↓↓↓
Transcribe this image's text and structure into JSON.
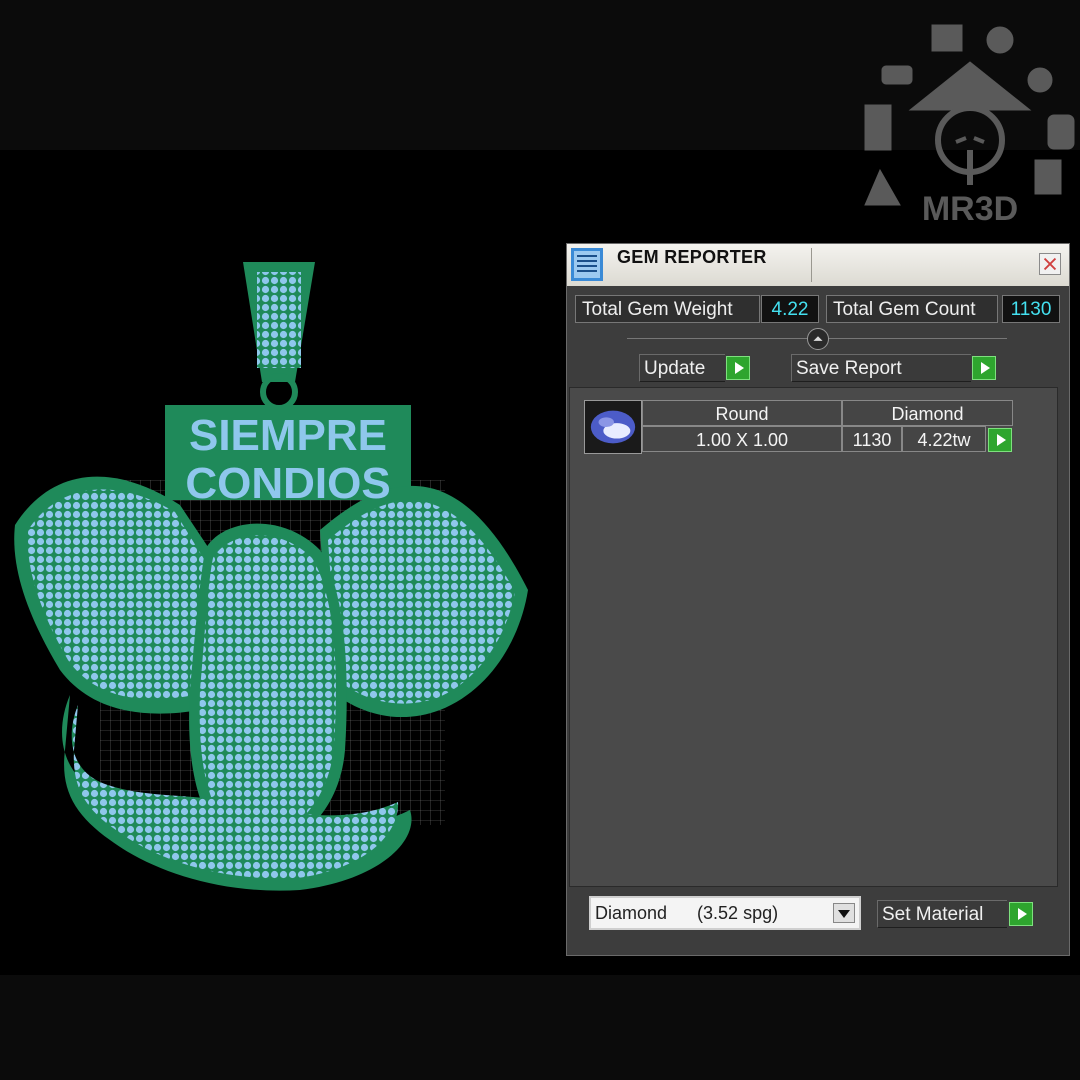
{
  "window": {
    "title": "GEM REPORTER",
    "close_icon": "close-icon",
    "title_icon": "report-icon"
  },
  "stats": {
    "weight_label": "Total Gem Weight",
    "weight_value": "4.22",
    "count_label": "Total Gem Count",
    "count_value": "1130"
  },
  "actions": {
    "update_label": "Update",
    "save_label": "Save Report"
  },
  "gem_list": [
    {
      "shape": "Round",
      "material": "Diamond",
      "size": "1.00 X 1.00",
      "count": "1130",
      "weight": "4.22tw",
      "thumbnail_icon": "round-gem-icon"
    }
  ],
  "material": {
    "selected": "Diamond      (3.52 spg)",
    "set_label": "Set Material"
  },
  "viewport": {
    "model_text_line1": "SIEMPRE",
    "model_text_line2": "CONDIOS",
    "model_description_icon": "eagle-pendant-model"
  },
  "watermark": {
    "text": "MR3D"
  },
  "colors": {
    "gem_blue": "#8fc7ec",
    "metal_green": "#1f8a5a",
    "value_cyan": "#44e0f0",
    "button_green": "#2ea52e"
  }
}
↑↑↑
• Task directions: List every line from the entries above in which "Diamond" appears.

• Task output:
      "material": "Diamond",
    "selected": "Diamond      (3.52 spg)",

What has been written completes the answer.